It was a real pleasure to attend the joint Scottish Renewables and RenewableUK Floating Offshore Wind Conference (FLOW21) in Aberdeen last month. Not only was it great to see all the fantastic work being done to develop Floating Offshore Wind (FLOW) and feel the passion and energy to drive this forward, but it was also fantastic to get out and meet our clients, partner organisations and friends face-to-face after lockdown. Oh, how we’ve missed that!
There were some really interesting discussions around the ambitions, opportunities and limitations for FLOW. Topics such as capital costs, innovation, supply chain, access to talent and the consenting challenges were echoed throughout the sessions. Whilst a hugely positive session, we left the conference with a slight sense of missed opportunity. There are three key issues which we consider will be fundamental to the success of FLOW which we didn’t hear being discussed and these are outlined below:
Getting to Grid – the too hard pile?
What was notably missing from the list of challenges that FLOW developers are and will be facing to realise their projects is the challenge of connection onto the National Grid. The National Grid is, in the most part, an onshore entity and thus projects will not only compete with fixed offshore wind developments but with the faster moving onshore energy industry. Leasing rounds which are spatially concentrated will exert multiple points of pressure on this constantly developing transmission infrastructure adding even further complexity.
To realise the gigawatts of energy that FLOW can offer, access to grid needs to be discussed strategically and with an end game in sight. What FLOW21 has done is demonstrate the gumption and potential for collaboration within this market. FLOW developers should consider leveraging this into a joined-up grid approach. This could be through aggregation of grid connections at local scale, or it might be through lobbying at an industry scale. For now, it poses a challenge that needs to be answered through a strategic, practical and realistic approach to connection by developers, operators and regulators alike.
Risk reduction – an opportunity missed?

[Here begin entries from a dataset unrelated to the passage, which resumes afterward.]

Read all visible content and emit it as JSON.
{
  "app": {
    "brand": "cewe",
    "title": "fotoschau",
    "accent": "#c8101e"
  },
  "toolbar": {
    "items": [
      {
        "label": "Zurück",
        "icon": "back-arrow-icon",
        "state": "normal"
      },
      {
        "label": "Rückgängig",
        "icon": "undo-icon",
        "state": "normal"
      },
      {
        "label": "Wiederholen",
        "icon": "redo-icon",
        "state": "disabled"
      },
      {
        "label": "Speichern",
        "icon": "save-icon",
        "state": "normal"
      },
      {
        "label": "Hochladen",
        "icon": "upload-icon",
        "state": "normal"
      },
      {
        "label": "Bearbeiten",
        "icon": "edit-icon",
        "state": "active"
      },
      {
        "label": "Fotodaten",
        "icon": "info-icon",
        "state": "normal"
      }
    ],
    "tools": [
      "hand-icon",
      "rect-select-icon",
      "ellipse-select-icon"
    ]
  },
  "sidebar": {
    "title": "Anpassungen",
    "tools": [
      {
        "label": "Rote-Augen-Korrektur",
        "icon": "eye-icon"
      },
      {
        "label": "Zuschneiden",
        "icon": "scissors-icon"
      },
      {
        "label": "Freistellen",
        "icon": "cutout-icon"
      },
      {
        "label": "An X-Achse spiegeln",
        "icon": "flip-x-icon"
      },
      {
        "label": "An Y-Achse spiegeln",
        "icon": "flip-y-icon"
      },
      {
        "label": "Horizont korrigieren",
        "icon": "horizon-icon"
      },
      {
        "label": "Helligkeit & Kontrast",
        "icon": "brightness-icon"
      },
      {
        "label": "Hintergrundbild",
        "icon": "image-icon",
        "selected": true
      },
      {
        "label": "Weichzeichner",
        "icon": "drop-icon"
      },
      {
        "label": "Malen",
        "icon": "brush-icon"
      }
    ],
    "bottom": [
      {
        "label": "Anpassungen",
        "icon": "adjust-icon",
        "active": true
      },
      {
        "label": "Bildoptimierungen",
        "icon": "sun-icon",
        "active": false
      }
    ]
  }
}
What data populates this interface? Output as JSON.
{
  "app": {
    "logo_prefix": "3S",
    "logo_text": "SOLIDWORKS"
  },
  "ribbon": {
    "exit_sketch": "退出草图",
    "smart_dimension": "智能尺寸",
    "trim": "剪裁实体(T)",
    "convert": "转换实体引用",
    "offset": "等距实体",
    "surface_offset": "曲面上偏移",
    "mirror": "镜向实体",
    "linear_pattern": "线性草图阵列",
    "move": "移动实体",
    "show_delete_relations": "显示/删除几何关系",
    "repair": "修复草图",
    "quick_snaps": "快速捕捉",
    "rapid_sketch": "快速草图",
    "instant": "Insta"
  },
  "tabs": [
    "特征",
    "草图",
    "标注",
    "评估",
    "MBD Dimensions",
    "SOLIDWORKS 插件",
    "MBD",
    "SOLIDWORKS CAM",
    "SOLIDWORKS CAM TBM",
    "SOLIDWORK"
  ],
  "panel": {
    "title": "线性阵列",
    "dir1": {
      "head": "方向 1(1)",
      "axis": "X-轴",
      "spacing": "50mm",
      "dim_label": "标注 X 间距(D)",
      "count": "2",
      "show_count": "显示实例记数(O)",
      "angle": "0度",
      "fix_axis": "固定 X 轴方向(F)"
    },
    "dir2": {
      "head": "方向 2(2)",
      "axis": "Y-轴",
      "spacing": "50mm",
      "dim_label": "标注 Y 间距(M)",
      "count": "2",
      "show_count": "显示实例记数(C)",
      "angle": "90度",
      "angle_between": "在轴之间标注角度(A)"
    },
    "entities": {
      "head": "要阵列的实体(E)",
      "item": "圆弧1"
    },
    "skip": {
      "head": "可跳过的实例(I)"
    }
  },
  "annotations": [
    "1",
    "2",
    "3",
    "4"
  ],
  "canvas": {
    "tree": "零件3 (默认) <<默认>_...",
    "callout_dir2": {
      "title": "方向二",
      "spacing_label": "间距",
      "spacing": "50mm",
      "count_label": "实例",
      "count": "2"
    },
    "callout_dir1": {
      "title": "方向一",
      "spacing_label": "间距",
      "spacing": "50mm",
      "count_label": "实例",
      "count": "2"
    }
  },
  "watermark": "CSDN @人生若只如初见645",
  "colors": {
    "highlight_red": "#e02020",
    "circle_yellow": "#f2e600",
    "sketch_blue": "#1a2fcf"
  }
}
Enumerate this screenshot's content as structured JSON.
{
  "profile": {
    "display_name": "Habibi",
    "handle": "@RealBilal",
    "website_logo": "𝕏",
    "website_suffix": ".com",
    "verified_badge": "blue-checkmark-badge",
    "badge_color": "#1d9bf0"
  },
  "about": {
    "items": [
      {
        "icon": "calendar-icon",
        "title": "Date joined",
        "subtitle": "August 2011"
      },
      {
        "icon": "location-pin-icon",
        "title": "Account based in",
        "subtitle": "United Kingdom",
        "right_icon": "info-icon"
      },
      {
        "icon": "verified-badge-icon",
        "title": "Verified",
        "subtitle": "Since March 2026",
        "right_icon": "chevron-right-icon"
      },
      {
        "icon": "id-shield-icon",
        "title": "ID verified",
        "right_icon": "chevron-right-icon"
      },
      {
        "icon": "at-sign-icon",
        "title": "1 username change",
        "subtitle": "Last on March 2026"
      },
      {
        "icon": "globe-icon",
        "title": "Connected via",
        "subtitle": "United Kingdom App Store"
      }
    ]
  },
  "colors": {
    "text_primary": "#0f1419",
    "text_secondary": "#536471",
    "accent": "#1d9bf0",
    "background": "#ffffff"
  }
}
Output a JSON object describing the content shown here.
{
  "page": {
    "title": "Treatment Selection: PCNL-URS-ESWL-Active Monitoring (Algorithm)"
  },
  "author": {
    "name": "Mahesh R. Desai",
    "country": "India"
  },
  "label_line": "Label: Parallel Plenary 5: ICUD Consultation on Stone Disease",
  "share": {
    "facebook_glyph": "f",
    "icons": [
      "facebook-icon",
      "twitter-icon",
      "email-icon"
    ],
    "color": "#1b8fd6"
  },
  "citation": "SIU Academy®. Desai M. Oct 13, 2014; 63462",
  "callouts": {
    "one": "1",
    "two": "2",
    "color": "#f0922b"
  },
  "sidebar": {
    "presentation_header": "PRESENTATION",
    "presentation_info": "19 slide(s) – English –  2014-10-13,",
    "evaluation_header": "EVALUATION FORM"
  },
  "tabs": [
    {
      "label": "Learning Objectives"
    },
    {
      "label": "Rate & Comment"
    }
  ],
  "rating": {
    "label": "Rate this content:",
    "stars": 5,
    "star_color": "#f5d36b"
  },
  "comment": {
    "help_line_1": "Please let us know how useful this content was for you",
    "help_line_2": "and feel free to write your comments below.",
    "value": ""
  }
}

FLOW presents the opportunity to either eliminate or reduce some of the major risks associated with fixed offshore wind. For example, the triangular floating hull concept being considered by some could provide an opportunity to remove the transformer from the Wind Turbine Generator (WTG) tower and place on the opposite corner to the WTG. A transformer fire is one of the biggest risks inherent within a WTG as it most likely necessitates escape, evacuation and rescue out the hatch at the back of the nacelle down into the sea putting technicians and recovery crews at considerable risk. Moving the transformer away from the WTG significantly reduces this risk, as it does on some onshore developments. Another significant risk associated with fixed offshore wind is personnel transfer from vessel to WTG. The third point on the triangular floating hull could provide space for a more effective (and safer) personnel transfer arrangement.
Clearly these risk reduction benefits need to be weighed-up against the cost, time, inconvenience etc. of implementing them, but the point is that there is a responsibility on designers and developers to proactively consider potential risk reduction opportunities wherever available. It is hugely important that FLOW is not blinkered by its enthusiasm to deliver projects, e.g. by taking the simplest and quickest route of bolting an established WTG model onto a floating foundation. Rather, FLOW should take a step back and positively embrace these differences. Not only will this make it safer, but it will allow FLOW to evolve and play its role in supporting the energy transition in the most efficient and cost-effective way it possibly can. The desire to achieve this objective was certainly a message that came across loud and clear at FLOW21.
The Oil & Gas Legacy – is it going with the FLOW?
We firmly believe that FLOW can and should benefit from the oil and gas legacy covering assets, knowledge and experience.
In terms of assets, export pipelines that are no longer required for hydrocarbon transport could be repurposed to route export cables onshore. Clearly there are significant asset integrity and engineering challenges that must be overcome to enable this but, if they can, this presents a range of benefits not least by minimising the environmental impact of laying new cables. Also, “topsides” could be repurposed as electrical substations and operational control centres delivering considerable cost and efficiency savings, provided the obvious asset integrity challenges can be overcome.
The oil and gas industry has over 50 years of experience of operation in harsh offshore environments including floating structures and anchorage. This experience is directly relevant to FLOW as is their strong focus on safety and energy security.
FLOW must not reinvent the wheel. Embracing the oil and gas legacy will be key to its success. However, this can only be achieved through open, constructive collaboration between both sectors. In a competitive marketplace where they have very different goals and objectives, opportunities to do this are scarce. It is up to industry bodies, encouraged by governments, to facilitate this within what is a finite window of opportunity. The clock is very much ticking.